Why didn't she give notice to the defense that judgment was going to be given that fateful day - importantly, the same day when another motion to adduce fresh evidence was before her? Why the element of surprise in spite her own ruling on record that she was going to await the Supreme Court's ruling on the IFC immunity matter?
Isn't it ironic that although she didn't give notice to the defense, she thought it "prudent" to give such notice to the Police?
Why did she deny Mr. Tsatsu Tsikata legal representation?
If raising these salient and well-intended issues means "bringing the judiciary into disrepute and contempt," then so be it! Seriously, do these individuals including Mr. Ansah Asare, think that the public is intimidated by such technical legal terms like "sub judice" or "contempt of court"? As we have already indicated, the public is more disturbed by the nauseating hypocrisy of some of our top-gun lawyers who are sacrificing diamond-gilt principles of law on the altar of political expediency!

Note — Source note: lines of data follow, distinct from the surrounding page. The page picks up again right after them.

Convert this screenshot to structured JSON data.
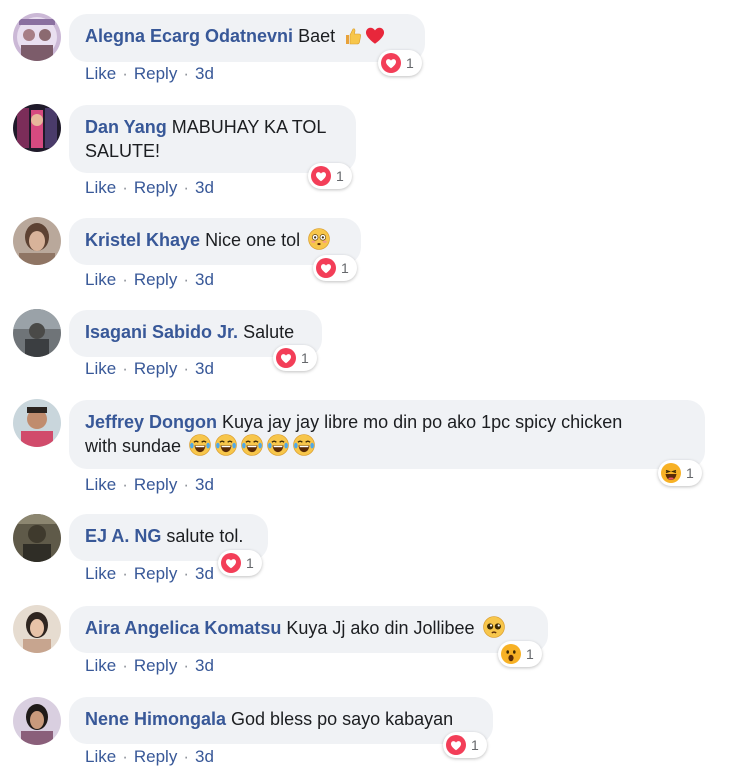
{
  "comments": [
    {
      "author": "Alegna Ecarg Odatnevni",
      "text": "Baet",
      "emojis": [
        "thumbs-up",
        "red-heart"
      ],
      "reaction": "love",
      "reaction_count": "1",
      "like": "Like",
      "reply": "Reply",
      "time": "3d"
    },
    {
      "author": "Dan Yang",
      "text": "MABUHAY KA TOL",
      "text2": "SALUTE!",
      "emojis": [],
      "reaction": "love",
      "reaction_count": "1",
      "like": "Like",
      "reply": "Reply",
      "time": "3d"
    },
    {
      "author": "Kristel Khaye",
      "text": "Nice one tol",
      "emojis": [
        "flushed-face"
      ],
      "reaction": "love",
      "reaction_count": "1",
      "like": "Like",
      "reply": "Reply",
      "time": "3d"
    },
    {
      "author": "Isagani Sabido Jr.",
      "text": "Salute",
      "emojis": [],
      "reaction": "love",
      "reaction_count": "1",
      "like": "Like",
      "reply": "Reply",
      "time": "3d"
    },
    {
      "author": "Jeffrey Dongon",
      "text": "Kuya jay jay libre mo din po ako 1pc spicy chicken",
      "text2": "with sundae",
      "emojis": [
        "crying-laughing",
        "crying-laughing",
        "crying-laughing",
        "crying-laughing",
        "crying-laughing"
      ],
      "reaction": "haha",
      "reaction_count": "1",
      "like": "Like",
      "reply": "Reply",
      "time": "3d"
    },
    {
      "author": "EJ A. NG",
      "text": "salute tol.",
      "emojis": [],
      "reaction": "love",
      "reaction_count": "1",
      "like": "Like",
      "reply": "Reply",
      "time": "3d"
    },
    {
      "author": "Aira Angelica Komatsu",
      "text": "Kuya Jj ako din Jollibee",
      "emojis": [
        "pleading-face"
      ],
      "reaction": "wow",
      "reaction_count": "1",
      "like": "Like",
      "reply": "Reply",
      "time": "3d"
    },
    {
      "author": "Nene Himongala",
      "text": "God bless po sayo kabayan",
      "emojis": [],
      "reaction": "love",
      "reaction_count": "1",
      "like": "Like",
      "reply": "Reply",
      "time": "3d"
    }
  ],
  "colors": {
    "author": "#385898",
    "bubble": "#f0f2f5",
    "love": "#f33e58",
    "haha": "#f7b125"
  }
}
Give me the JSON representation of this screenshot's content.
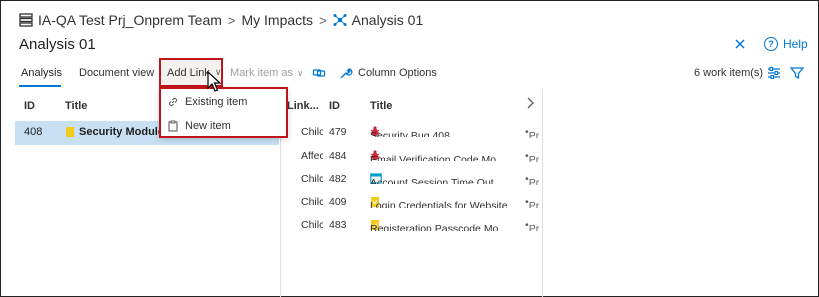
{
  "breadcrumb": {
    "project": "IA-QA Test Prj_Onprem Team",
    "section": "My Impacts",
    "current": "Analysis 01"
  },
  "page": {
    "title": "Analysis 01"
  },
  "header": {
    "help_label": "Help"
  },
  "toolbar": {
    "tab_analysis": "Analysis",
    "tab_document": "Document view",
    "add_link": "Add Link",
    "mark_item": "Mark item as",
    "column_options": "Column Options",
    "count": "6 work item(s)"
  },
  "add_link_menu": {
    "existing": "Existing item",
    "new": "New item"
  },
  "left_table": {
    "columns": {
      "id": "ID",
      "title": "Title"
    },
    "rows": [
      {
        "id": "408",
        "title": "Security Module fo"
      }
    ]
  },
  "right_table": {
    "columns": {
      "link": "Link...",
      "id": "ID",
      "title": "Title"
    },
    "rows": [
      {
        "link": "Chilc",
        "id": "479",
        "title": "Security Bug 408",
        "type": "bug",
        "state": "Pr"
      },
      {
        "link": "Affec",
        "id": "484",
        "title": "Email Verification Code Mo...",
        "type": "bug",
        "state": "Pr"
      },
      {
        "link": "Chilc",
        "id": "482",
        "title": "Account Session Time Out",
        "type": "task",
        "state": "Pr"
      },
      {
        "link": "Chilc",
        "id": "409",
        "title": "Login Credentials for Website",
        "type": "story",
        "state": "Pr"
      },
      {
        "link": "Chilc",
        "id": "483",
        "title": "Registeration Passcode Mo...",
        "type": "story",
        "state": "Pr"
      }
    ]
  },
  "colors": {
    "accent": "#0078d4",
    "highlight": "#c0141a",
    "selected_row": "#c7e0f4",
    "bug": "#cc293d",
    "story": "#f2cb1d",
    "task": "#009ccc"
  }
}
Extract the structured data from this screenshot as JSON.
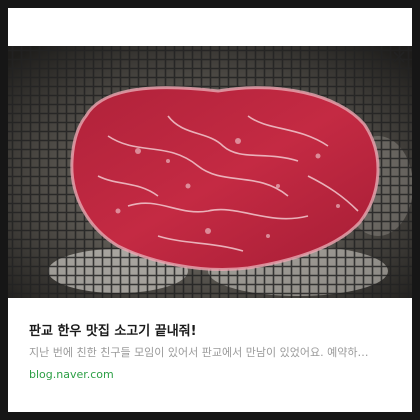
{
  "popup": {
    "close_icon": "close-icon",
    "image": "marbled-beef-steak-on-grill"
  },
  "card": {
    "title": "판교 한우 맛집 소고기 끝내줘!",
    "description": "지난 번에 친한 친구들 모임이 있어서 판교에서 만남이 있었어요. 예약하…",
    "domain": "blog.naver.com"
  },
  "colors": {
    "background": "#161616",
    "card": "#ffffff",
    "title": "#1a1a1a",
    "description": "#9a9a9a",
    "domain": "#2c9f45"
  }
}
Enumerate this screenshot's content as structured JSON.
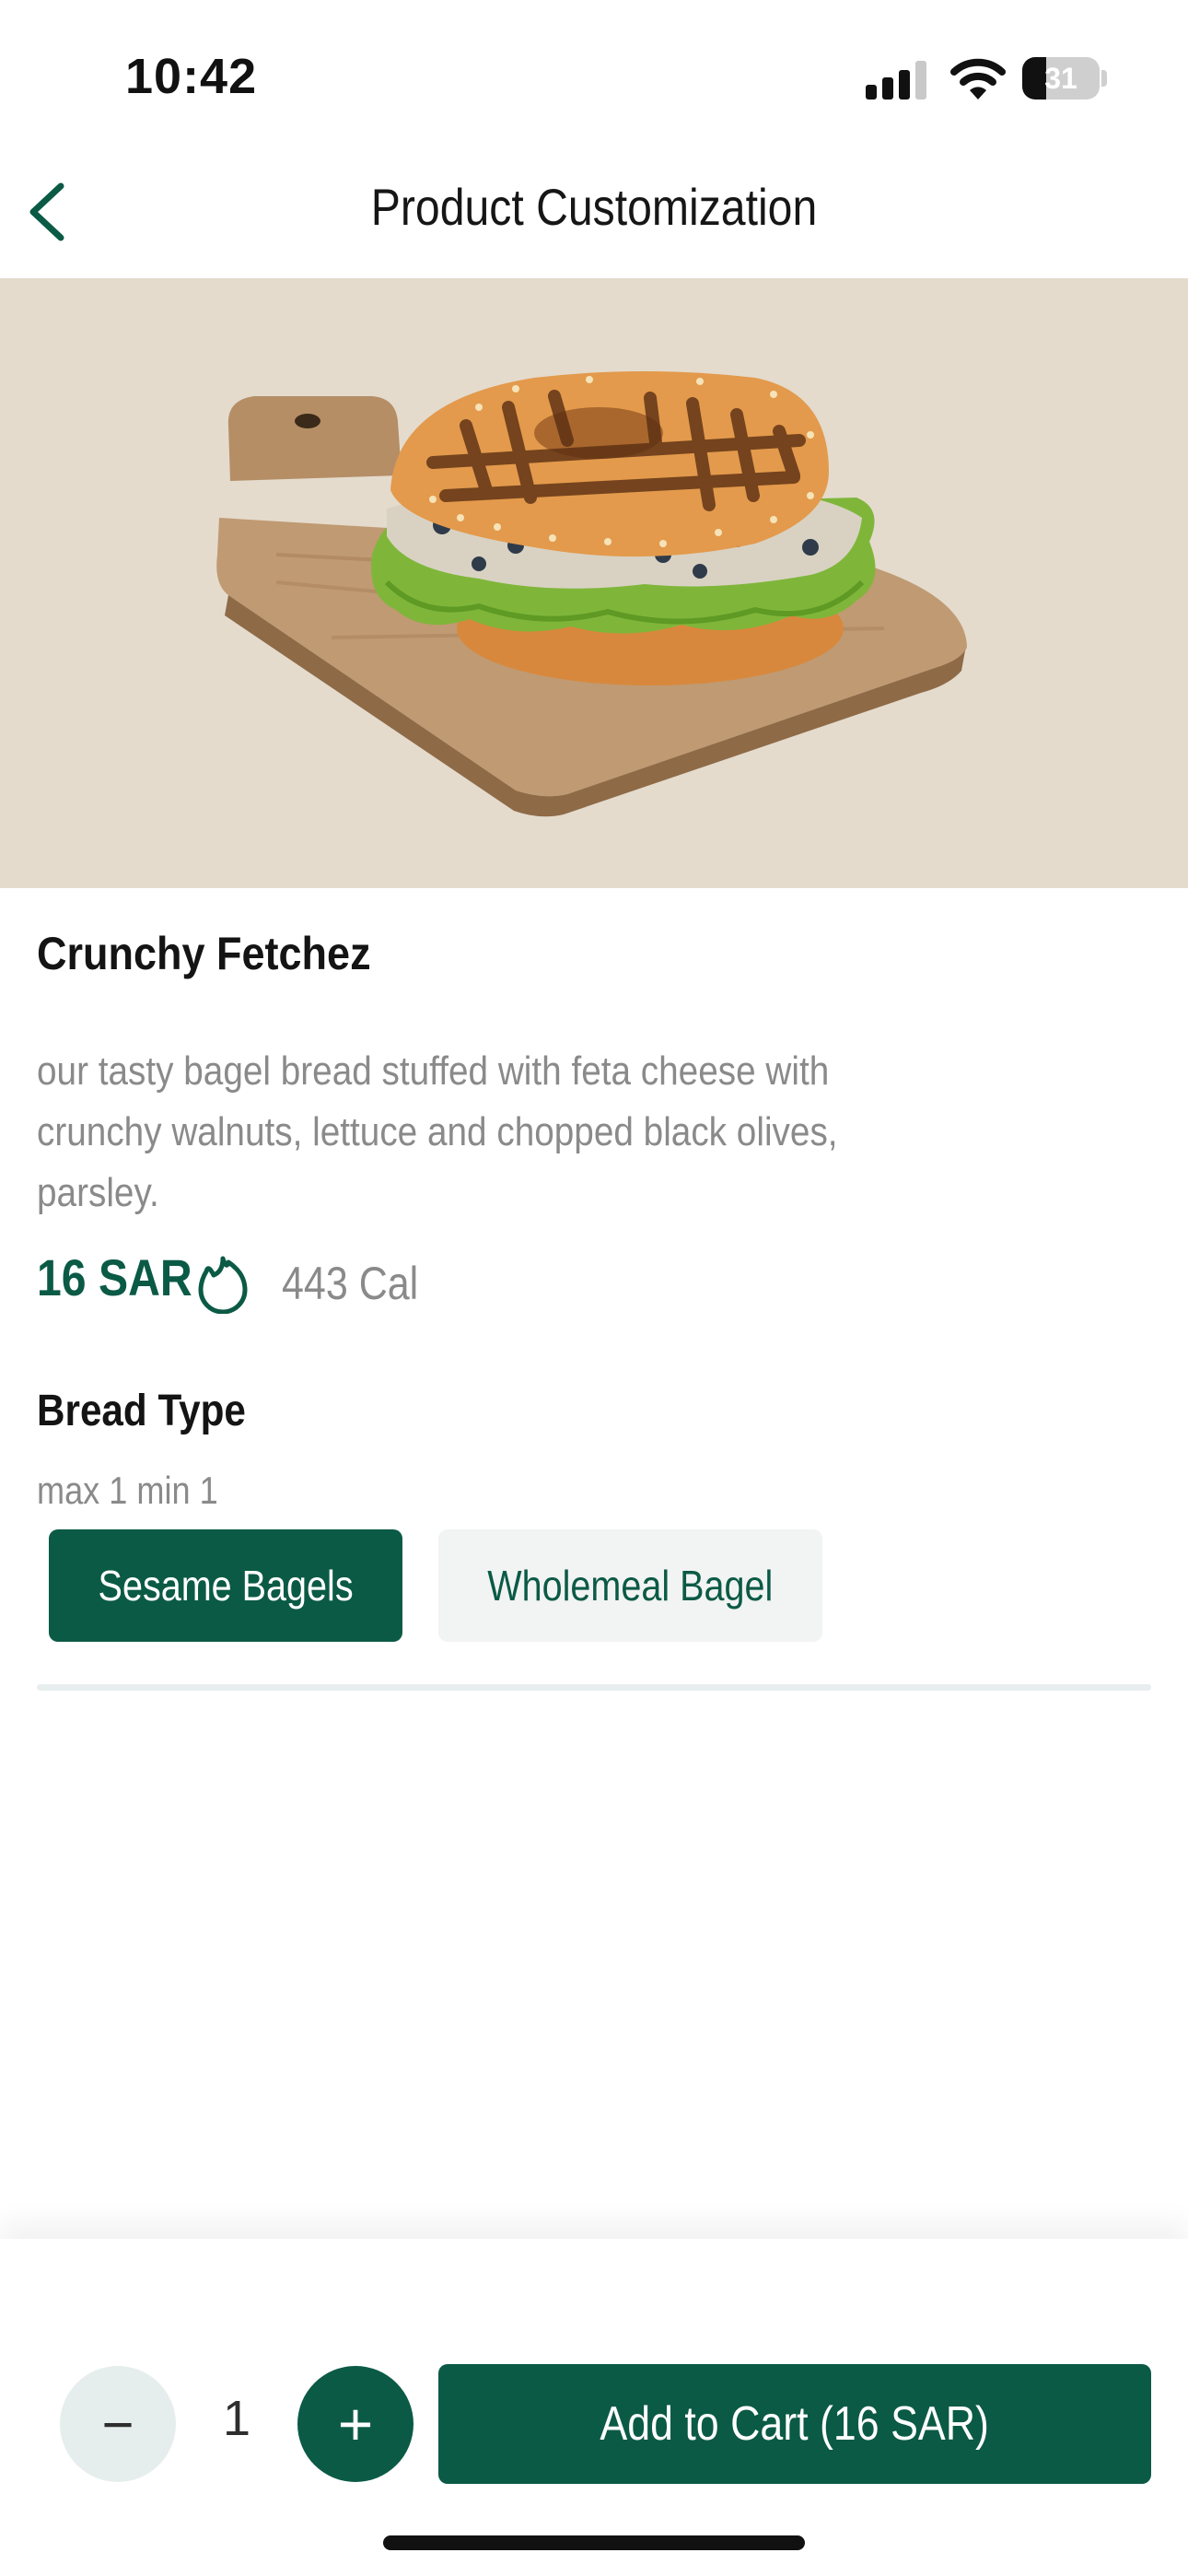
{
  "status_bar": {
    "time": "10:42",
    "battery_level": "31",
    "icons": [
      "cellular-signal-icon",
      "wifi-icon",
      "battery-icon"
    ]
  },
  "nav": {
    "title": "Product Customization",
    "back_icon": "chevron-left-icon"
  },
  "product": {
    "image_alt": "bagel-sandwich-image",
    "name": "Crunchy Fetchez",
    "description": "our tasty bagel bread stuffed with feta cheese with crunchy walnuts, lettuce and chopped black olives, parsley.",
    "price": "16 SAR",
    "calories": "443 Cal",
    "calorie_icon": "flame-icon"
  },
  "bread_type": {
    "title": "Bread Type",
    "constraint": "max 1 min 1",
    "options": [
      {
        "label": "Sesame Bagels",
        "selected": true
      },
      {
        "label": "Wholemeal Bagel",
        "selected": false
      }
    ]
  },
  "cart": {
    "quantity": "1",
    "minus_label": "−",
    "plus_label": "+",
    "add_label": "Add to Cart (16 SAR)"
  },
  "colors": {
    "brand": "#0b5a45",
    "hero_bg": "#e4dbcd",
    "muted_text": "#8a8a8a",
    "option_bg": "#f2f3f3"
  }
}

Intellectual dishonesty in the name of malicious partisan politics is what is grievously undermining the integrity of the law and the judiciary in our country and not our right to criticize in a fair, honest and robust manner, the injudicious conduct of Judges like Justice Henrietta Abban.
In fact, what damage is done to the integrity of the judiciary if a section of the public, out of concern for the ill-treatment of an innocent man and the larger interest of justice mounts a public onslaught for his release?
Shouldn't that be applauded by decent minded citizens who truly believe in justice? What is so evil, reprehensible or contemptuous about pointing out the inadequacies in Justice Abban's judgment or her own conduct in the case?
The beauty of our present democratic dispensation is that those who are uncomfortable with our criticism of Justice Abban's judgment and conduct in the case are also free to mount their own platform or form a movement to defend her conduct in this historic case! In fact, if they have the moral and legal chutzpah so to do!
It is crucially important for all of us to acknowledge that the judiciary branch of our government should not be used as anybody's trash receptacle. It must be as clean as a whistle if our democracy is to be sustained.
Our judges should have nothing to fear from the public because they have their conscience and the law to back them. And, the only way they can effectively win the trust and confidence of the people is if they are faithful to their oath of office which calls on them to do justice without recourse to the political affiliation, creed, tribe, religion, gender, sex or color of parties who appear before them!
We must all stand in defense of free speech!
We will surely be back.
Credit: William Antwi, new york